CXLII. • Now Julia found at length a voice, and cried,"In Heaven's name, Don Alfonso, what d' ye mean?Has madness seized you? would that I had diedEre such a monster's victim I had been![ac]What may this midnight violence betide,A sudden fit of drunkenness or spleen?Dare you suspect me, whom the thought would kill?Search, then, the room!"--Alfonso said, "I will." • CXLIII. • _He_ searched, _they_ searched, and rummaged everywhere,Closet and clothes' press, chest and window-seat,And found much linen, lace, and several pairOf stockings, slippers, brushes, combs, complete,With other articles of ladies fair,To keep them beautiful, or leave them neat:Arras they pricked and curtains with their swords,And wounded several shutters, and some boards. • CXLIV. • Under the bed they searched, and there they found--No matter what--it was not that they sought;They opened windows, gazing if the groundHad signs or footmarks, but the earth said nought;And then they stared each others' faces round:'T is odd, not one of all these seekers thought,And seems to me almost a sort of blunder,Of looking _in_ the bed as well as under.
Canto ICXXXVI-CXLIV • This section of the poem is about Don Alfonso returning to his home in a jealous rage expecting to find a man in his wife’s room • The room is searched by Alfonso and a large group of men but they find nothing • The narrator then drily notes that none of them thought to check “in the bed as well as under”
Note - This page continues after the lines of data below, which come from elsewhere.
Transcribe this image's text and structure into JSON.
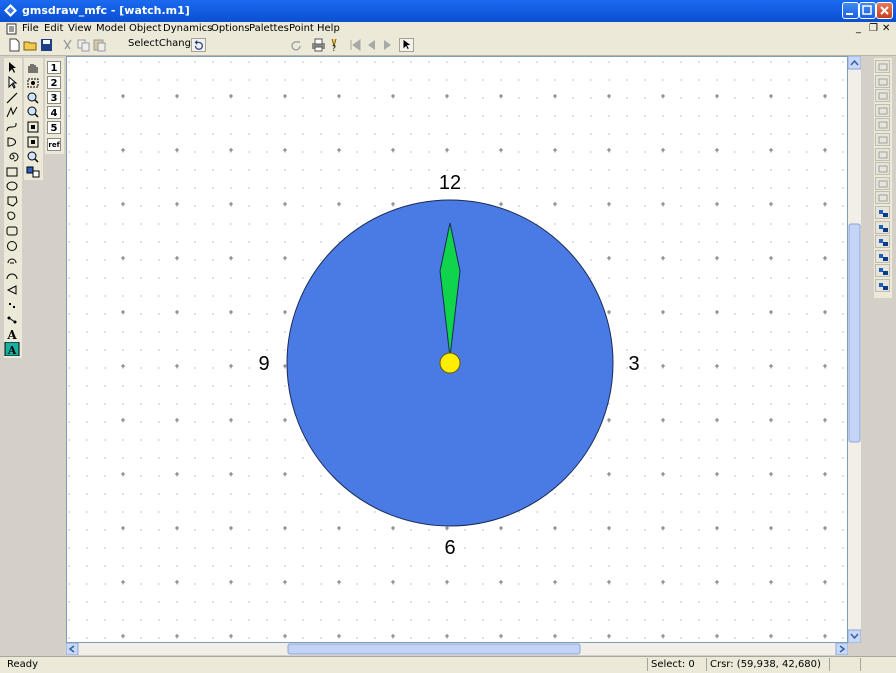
{
  "window": {
    "title": "gmsdraw_mfc - [watch.m1]"
  },
  "menubar": {
    "items": [
      {
        "key": "file",
        "label": "File"
      },
      {
        "key": "edit",
        "label": "Edit"
      },
      {
        "key": "view",
        "label": "View"
      },
      {
        "key": "model",
        "label": "Model"
      },
      {
        "key": "object",
        "label": "Object"
      },
      {
        "key": "dynamics",
        "label": "Dynamics"
      },
      {
        "key": "options",
        "label": "Options"
      },
      {
        "key": "palettes",
        "label": "Palettes"
      },
      {
        "key": "point",
        "label": "Point"
      },
      {
        "key": "help",
        "label": "Help"
      }
    ]
  },
  "toolbar": {
    "select_change_label": "SelectChange"
  },
  "layer_buttons": [
    "1",
    "2",
    "3",
    "4",
    "5",
    "ref"
  ],
  "clock": {
    "label_12": "12",
    "label_3": "3",
    "label_6": "6",
    "label_9": "9",
    "face_color": "#4a7ae4",
    "hand_color": "#0fd44c",
    "hub_color": "#ffee00"
  },
  "statusbar": {
    "ready": "Ready",
    "select": "Select: 0",
    "cursor": "Crsr: (59,938, 42,680)"
  },
  "colors": {
    "titlebar": "#0a4fd0",
    "menubar": "#ece9d8",
    "canvas_bg": "#ffffff"
  }
}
One of the most distinguishing features of the poem is the voice of the narrator throughout • Makes comments on the events described so that the tone –which could be extremely intense and dramatic is instead comedic • Eg Donna Julia was “sleeping – most probably” • Seems to side with both characters – this inconsistency also makes the events seem ridiculous • Donna Julia is grouped under “any wicked woman” but then the narrator exclaims “poor Donna Julia!”
The poem's formal structure is specifically designed to accommodate the humour and irony of the poem. • Byron uses an eight line stanza form with a rhyming scheme of ABABABCC • This gives the poem a conversational tone • It also helps build up a seemingly dramatic situation over the first six lines only to have a shift in tone during the final couplet • This creates an effect of bathos • eg “What may this midnight violence betide, A sudden fit of drunkenness or spleen?Dare you suspect me, whom the thought would kill?Search, then, the room!"—Alfonso said, "I will." “
ba·thos (b th s , -thôs ) • n. • 1. • a. An abrupt, unintended transition in style from the exalted to the commonplace, producing a ludicrous effect. • b. An anticlimax. • 2. • a. Insincere or grossly sentimental pathos: "a richly textured man who . . . can be . . . sentimental to the brink of bathos"(Kenneth L. Woodward). • b. Banality; triteness.